The net income of another Aditya Birla group company, Grasim, fell by 1.1 per cent between 2008-09 and 2013-14 as revenue growth slowed down to 9.9 per cent from 27.3 per cent. ITC under its chairman Y C Deveshwar recorded stable growth in earnings from its cigarette business and helped deliver good shareholder returns. 

"The market prefers continuity in leadership if a company is able to sustain the growth momentum despite economic headwind," said Hemendra Aran, CEO and founder of Aranca, a global analytics and research firm.

The stocks which performed the best among the 10 companies are: Kotak Mahindra Bank, Mahindra & Mahindra, Dr Reddy's and Sun Pharma, with almost 40 per cent growth in market value since 2009.

While Kotak Mahindra Bank has done well due to its increased focus on retail banking and good quality assets, Mahindra & Mahindra's stock performance is led by the strong showing of its utility vehicles and tractor businesses. 

Experts said CEOs tended to improve the performance curve in their second term as they were armed with a better understanding of their companies, their value chain, stakeholders and risk appetite. 

"Research has also shown that the intensity with which a company monitors its CEO declines as the executive's tenure progresses.
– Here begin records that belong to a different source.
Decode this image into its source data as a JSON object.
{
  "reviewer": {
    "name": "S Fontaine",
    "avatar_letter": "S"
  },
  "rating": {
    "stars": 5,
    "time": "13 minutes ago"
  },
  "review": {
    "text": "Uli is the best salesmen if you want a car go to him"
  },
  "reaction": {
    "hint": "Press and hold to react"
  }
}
This intricate understanding helps the board and the CEO contextualise past experience, assess the present and envision the future better. They are, therefore, able to pursue high-yield strategies and push their companies to improved avenues of growth," said Abhay Gupte, senior director at Deloitte in India.

Dev Chatterjee in Mumbai